⟨

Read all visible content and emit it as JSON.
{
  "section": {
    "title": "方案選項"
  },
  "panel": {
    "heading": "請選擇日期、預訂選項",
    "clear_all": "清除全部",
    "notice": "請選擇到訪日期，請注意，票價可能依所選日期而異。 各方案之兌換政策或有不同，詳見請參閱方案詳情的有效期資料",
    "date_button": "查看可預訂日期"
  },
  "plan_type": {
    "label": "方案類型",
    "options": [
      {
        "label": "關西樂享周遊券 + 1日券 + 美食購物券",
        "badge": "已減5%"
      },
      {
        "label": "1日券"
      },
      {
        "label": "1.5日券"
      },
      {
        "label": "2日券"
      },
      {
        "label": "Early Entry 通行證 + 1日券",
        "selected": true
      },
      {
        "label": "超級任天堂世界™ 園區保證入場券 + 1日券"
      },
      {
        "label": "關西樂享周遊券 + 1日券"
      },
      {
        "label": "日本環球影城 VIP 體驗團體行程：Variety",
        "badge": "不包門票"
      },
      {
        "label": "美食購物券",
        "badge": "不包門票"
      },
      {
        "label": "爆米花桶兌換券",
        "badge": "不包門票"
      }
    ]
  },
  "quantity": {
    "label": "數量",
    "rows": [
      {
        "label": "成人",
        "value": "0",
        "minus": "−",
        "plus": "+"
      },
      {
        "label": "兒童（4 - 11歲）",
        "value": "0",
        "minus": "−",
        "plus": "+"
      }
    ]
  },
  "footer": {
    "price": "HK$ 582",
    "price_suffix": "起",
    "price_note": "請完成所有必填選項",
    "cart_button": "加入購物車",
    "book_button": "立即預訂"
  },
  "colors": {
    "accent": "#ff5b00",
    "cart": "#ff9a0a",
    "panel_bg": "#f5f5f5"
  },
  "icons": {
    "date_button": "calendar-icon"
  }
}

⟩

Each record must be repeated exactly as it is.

Read all visible content and emit it as JSON.
{
  "section": {
    "title": "方案選項"
  },
  "panel": {
    "heading": "請選擇日期、預訂選項",
    "clear_all": "清除全部",
    "notice": "請選擇到訪日期，請注意，票價可能依所選日期而異。 各方案之兌換政策或有不同，詳見請參閱方案詳情的有效期資料",
    "date_button": "查看可預訂日期"
  },
  "plan_type": {
    "label": "方案類型",
    "options": [
      {
        "label": "關西樂享周遊券 + 1日券 + 美食購物券",
        "badge": "已減5%"
      },
      {
        "label": "1日券"
      },
      {
        "label": "1.5日券"
      },
      {
        "label": "2日券"
      },
      {
        "label": "Early Entry 通行證 + 1日券",
        "selected": true
      },
      {
        "label": "超級任天堂世界™ 園區保證入場券 + 1日券"
      },
      {
        "label": "關西樂享周遊券 + 1日券"
      },
      {
        "label": "日本環球影城 VIP 體驗團體行程：Variety",
        "badge": "不包門票"
      },
      {
        "label": "美食購物券",
        "badge": "不包門票"
      },
      {
        "label": "爆米花桶兌換券",
        "badge": "不包門票"
      }
    ]
  },
  "quantity": {
    "label": "數量",
    "rows": [
      {
        "label": "成人",
        "value": "0",
        "minus": "−",
        "plus": "+"
      },
      {
        "label": "兒童（4 - 11歲）",
        "value": "0",
        "minus": "−",
        "plus": "+"
      }
    ]
  },
  "footer": {
    "price": "HK$ 582",
    "price_suffix": "起",
    "price_note": "請完成所有必填選項",
    "cart_button": "加入購物車",
    "book_button": "立即預訂"
  },
  "colors": {
    "accent": "#ff5b00",
    "cart": "#ff9a0a",
    "panel_bg": "#f5f5f5"
  },
  "icons": {
    "date_button": "calendar-icon"
  }
}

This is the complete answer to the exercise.